Skip to content

Position reference systems – a timely reminder

The IMCA Marine DP committee has identified a trend of DP station keeping events relating to the incorrect use or selection of PRSs.  Events reported to IMCA include incidents, where station keeping capability has been lost and undesired events where redundancy has been compromised.

Recent Events Reported to IMCA Include the Following Learnings:

  • Incorrect selection of PRSs – the requirement for at least two different principles not being followed leading to position instability;
  • Over reliance on one PRS, Global Navigation Satellite system (GNSS), to the exclusion of others:
    • intermittent DGNSS signal outages in certain geographical locations
    • use of GNS without differential correction
    • common mode failures of DGNSS caused by selection of hardware from single supplier and differential positioning services from one supplier
    • DGNSS signal reception becoming unsteady because of either shielding or shadowing;
  • DP reference sensor UPS supplies not following the redundancy concept of the vessel – loss of UPS led to no references online;
  • During cargo operations, removal of relative positioning system transponders/reflectors by installation crew prior to station keeping activities being completed;
  • Laser based system locking onto a crew member standing close to the reflector (in a restricted area);
  • Incorrect selection of PRSs for the mission requirements;
  • Poor MoC processes leading to loss of redundancy of Position Reference Sensors – rewiring of sensors post worst-case failure to finish the mission;
  • Incorrect PRS selection for use at a mobile installation leading to conflict between absolute and relative sensors causing drift off;
  • Feed from the GNSS to the gyro leading to inaccurate latitude and speed correction signals;
  • Poor MoC leading to the antenna of one GNSS being connected to two GNSS systems, creating a common mode failure;
  • Select the most suitable reference origin considering the mission to be completed;
  • In the case of instability, know the manufacturer’s procedure for resetting the reference origin;
  • Make sure to fully understand the different tests carried out on each PRS and the actions to be taken when a test suggests that a position measurement is not accurate.

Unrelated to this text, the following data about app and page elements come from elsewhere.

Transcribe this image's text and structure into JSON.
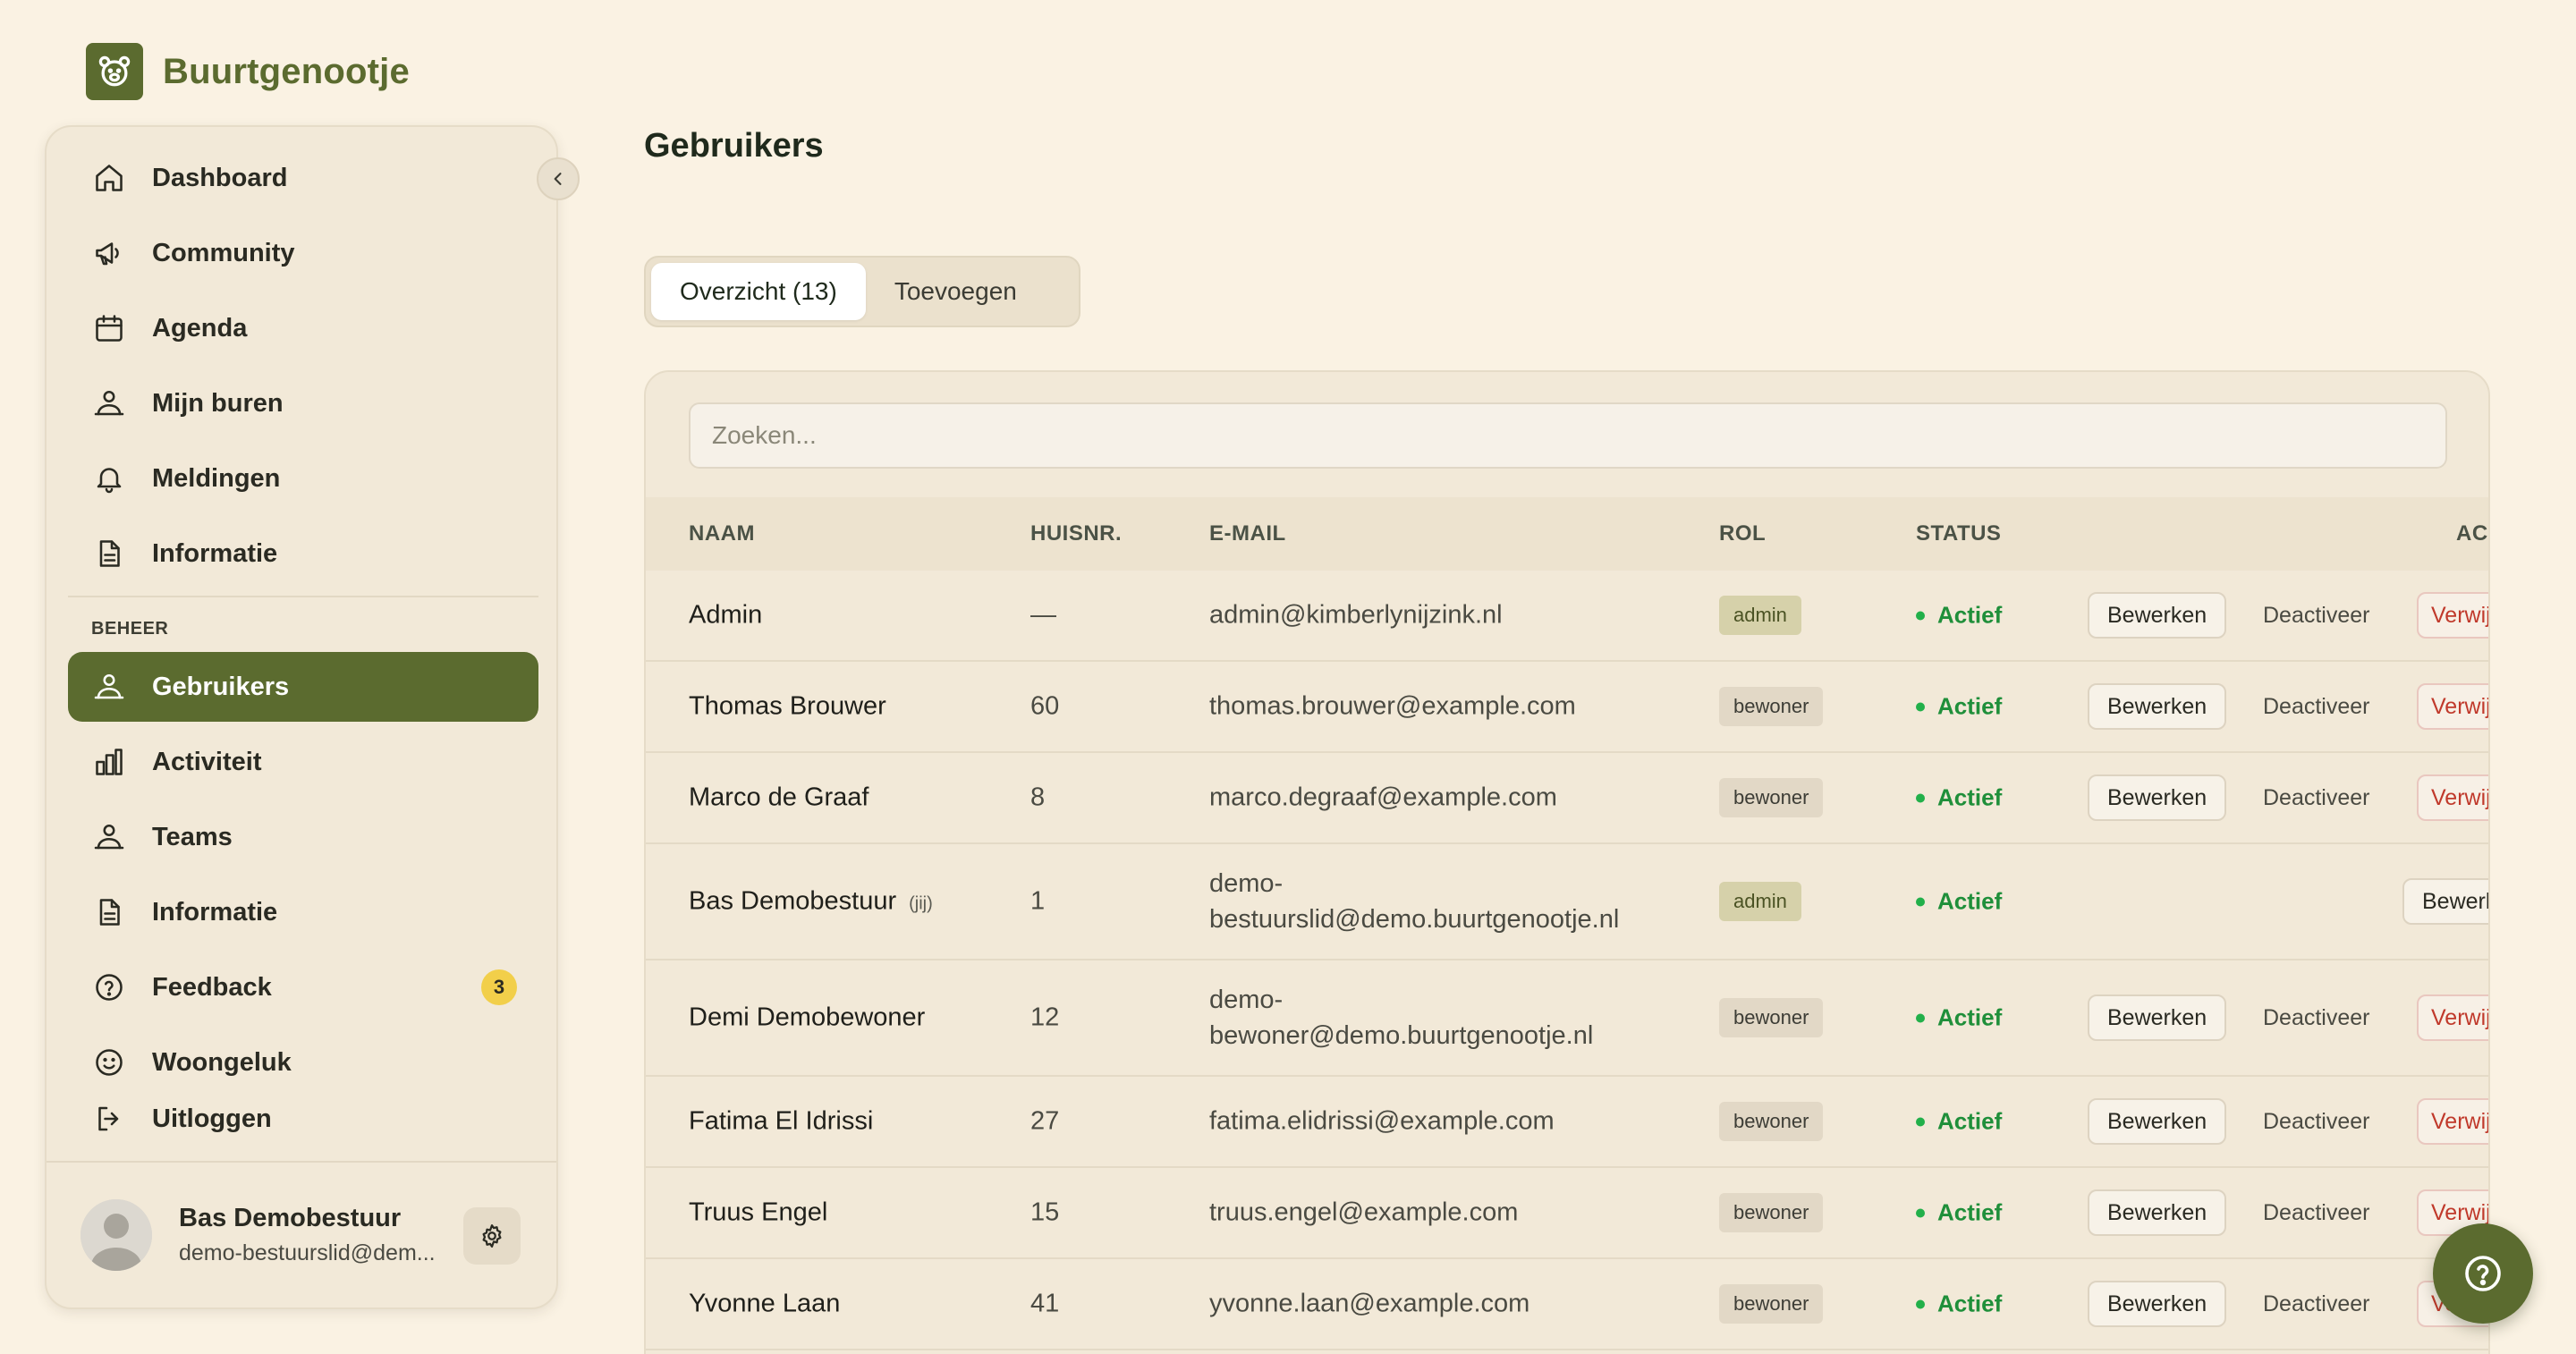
{
  "app": {
    "name": "Buurtgenootje"
  },
  "sidebar": {
    "items": [
      {
        "label": "Dashboard",
        "icon": "home-icon"
      },
      {
        "label": "Community",
        "icon": "megaphone-icon"
      },
      {
        "label": "Agenda",
        "icon": "calendar-icon"
      },
      {
        "label": "Mijn buren",
        "icon": "people-icon"
      },
      {
        "label": "Meldingen",
        "icon": "bell-icon"
      },
      {
        "label": "Informatie",
        "icon": "document-icon"
      }
    ],
    "section_title": "BEHEER",
    "admin_items": [
      {
        "label": "Gebruikers",
        "icon": "people-icon",
        "active": true
      },
      {
        "label": "Activiteit",
        "icon": "bar-chart-icon"
      },
      {
        "label": "Teams",
        "icon": "people-icon"
      },
      {
        "label": "Informatie",
        "icon": "document-icon"
      },
      {
        "label": "Feedback",
        "icon": "help-circle-icon",
        "badge": "3"
      },
      {
        "label": "Woongeluk",
        "icon": "smiley-icon"
      }
    ],
    "logout_label": "Uitloggen",
    "profile": {
      "name": "Bas Demobestuur",
      "email": "demo-bestuurslid@dem..."
    }
  },
  "main": {
    "title": "Gebruikers",
    "tabs": [
      {
        "label": "Overzicht (13)",
        "active": true
      },
      {
        "label": "Toevoegen"
      }
    ],
    "search_placeholder": "Zoeken...",
    "columns": {
      "name": "NAAM",
      "nr": "HUISNR.",
      "mail": "E-MAIL",
      "role": "ROL",
      "status": "STATUS",
      "actions": "AC"
    },
    "rows": [
      {
        "name": "Admin",
        "nr": "—",
        "email": "admin@kimberlynijzink.nl",
        "role": "admin",
        "status": "Actief"
      },
      {
        "name": "Thomas Brouwer",
        "nr": "60",
        "email": "thomas.brouwer@example.com",
        "role": "bewoner",
        "status": "Actief"
      },
      {
        "name": "Marco de Graaf",
        "nr": "8",
        "email": "marco.degraaf@example.com",
        "role": "bewoner",
        "status": "Actief"
      },
      {
        "name": "Bas Demobestuur",
        "self_tag": "(jij)",
        "nr": "1",
        "email_line1": "demo-",
        "email_line2": "bestuurslid@demo.buurtgenootje.nl",
        "role": "admin",
        "status": "Actief"
      },
      {
        "name": "Demi Demobewoner",
        "nr": "12",
        "email_line1": "demo-",
        "email_line2": "bewoner@demo.buurtgenootje.nl",
        "role": "bewoner",
        "status": "Actief"
      },
      {
        "name": "Fatima El Idrissi",
        "nr": "27",
        "email": "fatima.elidrissi@example.com",
        "role": "bewoner",
        "status": "Actief"
      },
      {
        "name": "Truus Engel",
        "nr": "15",
        "email": "truus.engel@example.com",
        "role": "bewoner",
        "status": "Actief"
      },
      {
        "name": "Yvonne Laan",
        "nr": "41",
        "email": "yvonne.laan@example.com",
        "role": "bewoner",
        "status": "Actief"
      }
    ],
    "actions": {
      "edit": "Bewerken",
      "edit_cut": "Bewerl",
      "deactivate": "Deactiveer",
      "delete": "Verwij"
    }
  },
  "colors": {
    "accent": "#5b6b2f",
    "background": "#faf2e3",
    "active_status": "#1f8f3a",
    "badge": "#f2cf4a",
    "danger": "#c0392b"
  }
}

IMO Guidelines

The guidelines for vessels with DP systems (MSC/Circ.645) were approved by the IMO Marine Safety Committee (MSC) meeting 63 in May 1994 to provide the industry with an international standard for DP systems on all types of vessels.  From these guidelines, classification societies create the rules with which DP vessels are designed and built.

IMO MSC/Circ.645 was updated in 2017 by IMO MSC/Circ. 1580 for new vessels and units with DP systems.  This new circular provides an amended standard reflecting the development in DP operation since 1994 and current DP technologies.  For vessels and units constructed on or after 1 July 1994 but before 9 June 2017, the previous version of the guidelines (MSC/Circ.645) may continue to be applied, however it is recommended that section 4 (operational requirements) of the present guidelines be applied to all new and existing vessels and units, as appropriate.  The table below identifies the requirements of the two guidance documents with respect to PRSs and external sensors:

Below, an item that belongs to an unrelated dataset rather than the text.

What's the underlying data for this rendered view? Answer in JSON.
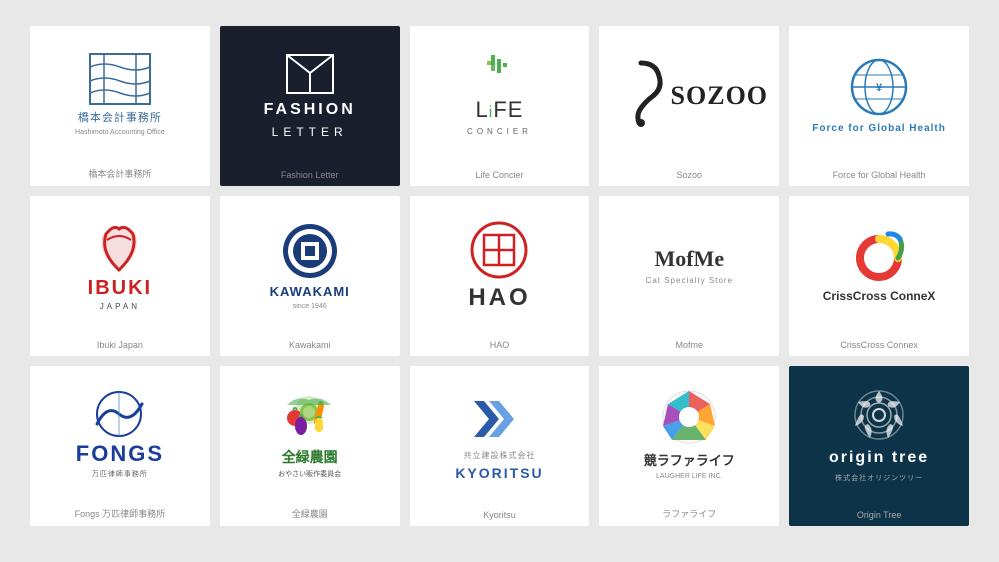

There are some other specific functional requirements set out in the latest IMO guidance related to PRSs and external sensors as follows:

  • The reference systems and sensors should be distributed on the UPSs in the same manner as the control systems they serve, so that any power failure will not cause loss of position keeping ability;
  • New requirement for equipment Class 1 vessels:
    • for equipment class 1, at least two independent PRSs should be installed and simultaneously available to the DP control system during operation;
  • Further emphasis of the isolation required for equipment class 3 vessels:
    • for equipment class 3, one of each type of sensor should be connected directly to the backup DP control system and should be separated by an A-60 class division from the other sensors. If the data from these sensors is passed to the main DP control system for their use, this system should be arranged so that a failure in the main DP control system cannot affect the integrity of the signals to the backup DP control system.

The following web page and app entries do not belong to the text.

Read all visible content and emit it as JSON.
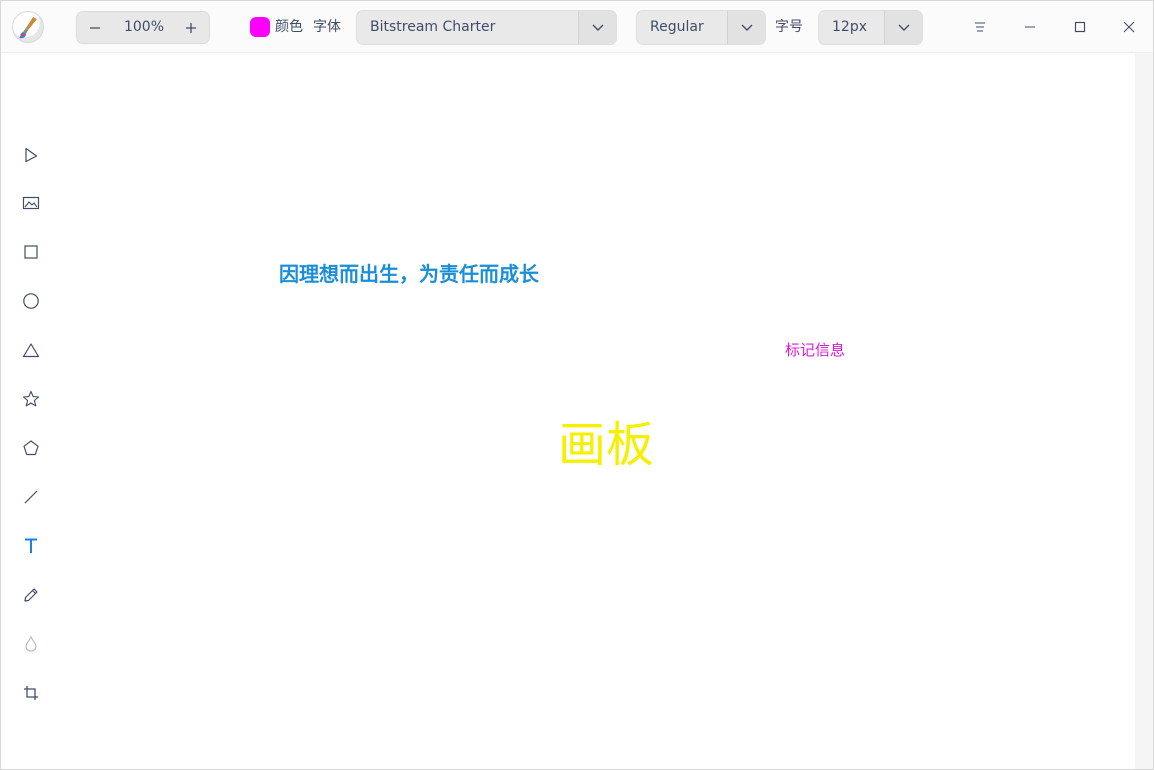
{
  "toolbar_top": {
    "zoom": "100%",
    "color_label": "颜色",
    "font_label": "字体",
    "font_family": "Bitstream Charter",
    "font_weight": "Regular",
    "size_label": "字号",
    "font_size": "12px"
  },
  "colors": {
    "swatch": "#ff00ff",
    "active_tool": "#1a7fe8",
    "icon": "#414d68"
  },
  "tools": [
    {
      "name": "select-tool",
      "icon": "cursor-arrow-icon"
    },
    {
      "name": "image-tool",
      "icon": "image-icon"
    },
    {
      "name": "rectangle-tool",
      "icon": "square-icon"
    },
    {
      "name": "ellipse-tool",
      "icon": "circle-icon"
    },
    {
      "name": "triangle-tool",
      "icon": "triangle-icon"
    },
    {
      "name": "star-tool",
      "icon": "star-icon"
    },
    {
      "name": "polygon-tool",
      "icon": "pentagon-icon"
    },
    {
      "name": "line-tool",
      "icon": "line-icon"
    },
    {
      "name": "text-tool",
      "icon": "text-icon",
      "active": true
    },
    {
      "name": "pencil-tool",
      "icon": "pencil-icon"
    },
    {
      "name": "blur-tool",
      "icon": "drop-icon"
    },
    {
      "name": "crop-tool",
      "icon": "crop-icon"
    }
  ],
  "canvas": {
    "slogan": "因理想而出生，为责任而成长",
    "mark": "标记信息",
    "board": "画板"
  }
}
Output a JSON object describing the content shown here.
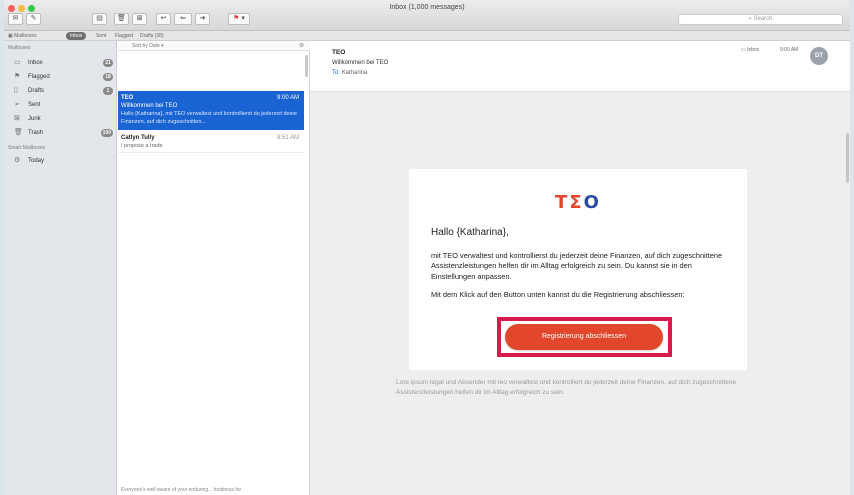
{
  "window": {
    "title": "Inbox (1,000 messages)",
    "search_placeholder": "Search"
  },
  "favorites": {
    "mailboxes": "Mailboxes",
    "inbox": "Inbox",
    "sent": "Sent",
    "flagged": "Flagged",
    "drafts": "Drafts (38)"
  },
  "sidebar": {
    "heading": "Mailboxes",
    "items": [
      {
        "label": "Inbox",
        "icon": "inbox-icon",
        "badge": "21"
      },
      {
        "label": "Flagged",
        "icon": "flag-icon",
        "badge": "18"
      },
      {
        "label": "Drafts",
        "icon": "draft-icon",
        "badge": "1"
      },
      {
        "label": "Sent",
        "icon": "sent-icon",
        "badge": ""
      },
      {
        "label": "Junk",
        "icon": "junk-icon",
        "badge": ""
      },
      {
        "label": "Trash",
        "icon": "trash-icon",
        "badge": "100"
      }
    ],
    "smart_heading": "Smart Mailboxes",
    "smart_items": [
      {
        "label": "Today",
        "icon": "gear-icon"
      }
    ]
  },
  "list": {
    "sort_label": "Sort by Date",
    "messages": [
      {
        "from": "TEO",
        "time": "9:00 AM",
        "subject": "Willkommen bei TEO",
        "preview": "Hallo {Katharina}, mit TEO verwaltest und kontrollierst du jederzeit deine Finanzen, auf dich zugeschnitten...",
        "selected": true
      },
      {
        "from": "Catlyn Tully",
        "time": "8:51 AM",
        "subject": "",
        "preview": "I propose a trade",
        "selected": false
      }
    ],
    "footer": "Everyone's well aware of your enduring... fondness for"
  },
  "message": {
    "from": "TEO",
    "subject": "Willkommen bei TEO",
    "to_label": "To:",
    "to_name": "Katharina",
    "folder": "Inbox",
    "time": "9:00 AM",
    "avatar": "DT"
  },
  "email": {
    "logo": "TEO",
    "greeting": "Hallo {Katharina},",
    "paragraph1": "mit TEO verwaltest und kontrollierst du jederzeit deine Finanzen, auf dich zugeschnittene Assistenzleistungen helfen dir im Alltag erfolgreich zu sein. Du kannst sie in den Einstellungen anpassen.",
    "paragraph2": "Mit dem Klick auf den Button unten kannst du die Registrierung abschliessen:",
    "button": "Registrierung abschliessen",
    "legal": "Lore ipsum legal und Absender mit teo verwaltest und kontrolliert du jederzeit deine Finanzen, auf dich zugeschnittene Assistenzleistungen helfen dir im Alltag erfolgreich zu sein."
  },
  "colors": {
    "accent_blue": "#1a63d2",
    "brand_red": "#e2472b",
    "brand_blue": "#2a4da3",
    "highlight": "#d81b4a"
  }
}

The IMO guidance document does not specifically address mission requirements.  It is the responsibility of owners and operators of vessels to ensure that their vessels are equipped with the appropriate PRSs for the missions they intend to undertake.

The following case studies and observations have been compiled from information received by IMCA. All vessel, client, and operational data has been removed from the narrative to ensure anonymity.

Case studies are not intended as guidance on the safe conduct of operations, but rather to assist vessel managers, DP operators and DP technical crew in appropriately determining how to safely conduct their own operations. Any queries should be directed to IMCA at [email protected]. Members and non-members alike are welcome to contact IMCA if they have experienced DP events which can be shared anonymously with the DP industry.

IMCA’s store terms and conditions ( apply to all downloads from IMCA’s website, including this document.

IMCA makes every effort to ensure the accuracy and reliability of the data contained in the documents it publishes, but IMCA shall not be liable for any guidance and/or recommendation and/or statement herein contained. The information contained in this document does not fulfil or replace any individual’s or Member's legal, regulatory or other duties or obligations in respect of their operations. Individuals and Members remain solely responsible for the safe, lawful and proper conduct of their operations.